Castro’s admission that the intention of his tweet was to strike fear in the hearts of potential Trump donors was not lost on Geist, who pointed out that people are probably already being harassed.
“What do you say to those people, this morning?” he asked Castro. “Do you want them to repent their support for Donald Trump? What do you want from them?”
Castro denied unconvincingly that he wanted to see the Trump donors harassed.
“Well, the first thing is I don’t want anybody harassed or targeted,” he said.
“But they will be because you put their names in public,” Geist interjected.
“That was not my intention,” Castro insisted.
“But it will happen,” Geist shot back.
“These things are public,” Castro replied, repeating a weak left-wing argument. Yes, the information is public record and accessible online, but when a Democrat politician shares an enemies list like this, it is meant as a dog-whistle to the party’s far-left foot soldiers to mobilize against the individuals on the list.
Castro repeated that he just wanted the donors to “think twice about supporting a guy who is fueling hate in this country.”
“If you agree that rhetoric can lead to incitement, even if it triggers just one person to do something terrible, does it give you any pause about putting these people’s names out in public?” Geist pressed.
Castro again rationalized that the names were already public.
“There are eleven retirees and one homemaker who are not public,” Geist shot back.
Having seen all of his arguments fall apart thanks to Geist’s intense grilling, Castro was left to justify his heinous tweet by simply saying the list “was already circulating” and he just shared it. Castro added weakly that the controversy was just “a distraction” from the fact that “people are grieving in El Paso.”
Then, he mimicked the president’s call for unity in the country after the mass shootings over the weekend.

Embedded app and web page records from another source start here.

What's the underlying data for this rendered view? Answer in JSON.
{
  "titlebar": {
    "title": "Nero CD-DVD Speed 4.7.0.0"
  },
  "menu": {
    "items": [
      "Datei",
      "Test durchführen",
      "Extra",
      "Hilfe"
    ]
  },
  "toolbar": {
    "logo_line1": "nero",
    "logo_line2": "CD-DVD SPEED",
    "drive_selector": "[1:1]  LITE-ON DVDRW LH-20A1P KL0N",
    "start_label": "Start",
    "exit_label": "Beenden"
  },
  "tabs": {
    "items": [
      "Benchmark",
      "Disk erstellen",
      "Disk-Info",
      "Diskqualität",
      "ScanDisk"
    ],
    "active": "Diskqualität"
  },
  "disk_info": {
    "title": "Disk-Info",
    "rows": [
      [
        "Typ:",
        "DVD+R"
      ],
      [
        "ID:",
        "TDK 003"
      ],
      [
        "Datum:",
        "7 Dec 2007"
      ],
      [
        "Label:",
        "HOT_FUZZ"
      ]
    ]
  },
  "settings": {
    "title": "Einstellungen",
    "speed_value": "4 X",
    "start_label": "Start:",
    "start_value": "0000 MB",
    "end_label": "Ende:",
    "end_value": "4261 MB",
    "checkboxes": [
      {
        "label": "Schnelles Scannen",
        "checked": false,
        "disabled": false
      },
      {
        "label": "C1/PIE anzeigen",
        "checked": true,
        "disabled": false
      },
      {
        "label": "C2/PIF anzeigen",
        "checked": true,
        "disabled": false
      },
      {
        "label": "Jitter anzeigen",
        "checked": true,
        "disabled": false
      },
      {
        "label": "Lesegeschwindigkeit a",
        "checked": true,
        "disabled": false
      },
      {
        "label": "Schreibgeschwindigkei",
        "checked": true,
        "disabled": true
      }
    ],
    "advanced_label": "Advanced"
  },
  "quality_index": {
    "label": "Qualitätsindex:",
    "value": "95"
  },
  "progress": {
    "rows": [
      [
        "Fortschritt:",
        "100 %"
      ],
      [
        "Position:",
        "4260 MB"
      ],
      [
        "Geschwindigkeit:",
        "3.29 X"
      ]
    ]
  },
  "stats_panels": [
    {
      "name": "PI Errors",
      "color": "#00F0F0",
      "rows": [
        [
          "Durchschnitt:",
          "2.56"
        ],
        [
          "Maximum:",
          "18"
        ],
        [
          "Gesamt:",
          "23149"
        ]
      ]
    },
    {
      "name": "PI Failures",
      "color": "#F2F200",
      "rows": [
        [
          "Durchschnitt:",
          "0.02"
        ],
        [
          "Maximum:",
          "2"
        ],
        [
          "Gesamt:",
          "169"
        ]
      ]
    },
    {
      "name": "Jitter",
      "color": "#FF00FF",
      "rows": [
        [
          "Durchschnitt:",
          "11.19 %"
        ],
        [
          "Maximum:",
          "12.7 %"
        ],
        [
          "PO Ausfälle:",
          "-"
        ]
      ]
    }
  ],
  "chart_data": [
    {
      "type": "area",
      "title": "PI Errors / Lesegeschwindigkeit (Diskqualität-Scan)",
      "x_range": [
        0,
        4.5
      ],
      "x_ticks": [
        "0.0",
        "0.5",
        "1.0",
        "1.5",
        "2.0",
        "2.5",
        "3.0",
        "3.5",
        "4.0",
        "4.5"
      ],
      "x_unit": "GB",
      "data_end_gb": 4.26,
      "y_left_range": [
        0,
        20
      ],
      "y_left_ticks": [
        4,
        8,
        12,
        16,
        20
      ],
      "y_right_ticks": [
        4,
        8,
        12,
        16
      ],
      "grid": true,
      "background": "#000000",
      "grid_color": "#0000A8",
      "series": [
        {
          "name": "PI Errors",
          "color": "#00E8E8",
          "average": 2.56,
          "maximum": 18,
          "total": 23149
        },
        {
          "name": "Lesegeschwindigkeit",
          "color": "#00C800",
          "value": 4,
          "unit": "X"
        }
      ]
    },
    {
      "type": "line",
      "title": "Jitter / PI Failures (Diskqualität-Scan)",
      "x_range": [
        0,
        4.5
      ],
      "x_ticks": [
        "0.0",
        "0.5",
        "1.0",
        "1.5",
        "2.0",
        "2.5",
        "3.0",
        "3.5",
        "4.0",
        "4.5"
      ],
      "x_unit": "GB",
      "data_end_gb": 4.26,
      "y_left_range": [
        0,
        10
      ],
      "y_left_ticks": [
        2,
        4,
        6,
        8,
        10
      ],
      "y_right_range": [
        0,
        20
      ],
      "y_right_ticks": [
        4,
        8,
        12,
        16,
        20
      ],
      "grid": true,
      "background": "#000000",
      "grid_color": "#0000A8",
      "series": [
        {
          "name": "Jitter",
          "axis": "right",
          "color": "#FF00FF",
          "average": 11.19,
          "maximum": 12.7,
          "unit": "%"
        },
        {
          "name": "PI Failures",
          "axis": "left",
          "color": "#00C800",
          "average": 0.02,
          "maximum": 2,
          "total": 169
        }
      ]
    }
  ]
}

“The world and our country should be focused on that and the country coming together and healing and the country unifying,” he said.
Scarborough couldn’t resist getting in one last dig toward the Trump donors.
“It would be nice to hear actually those who are contributing to Donald Trump say the same thing,” he said, even though the donors never asked to be thrown into Castro’s “national conversation.”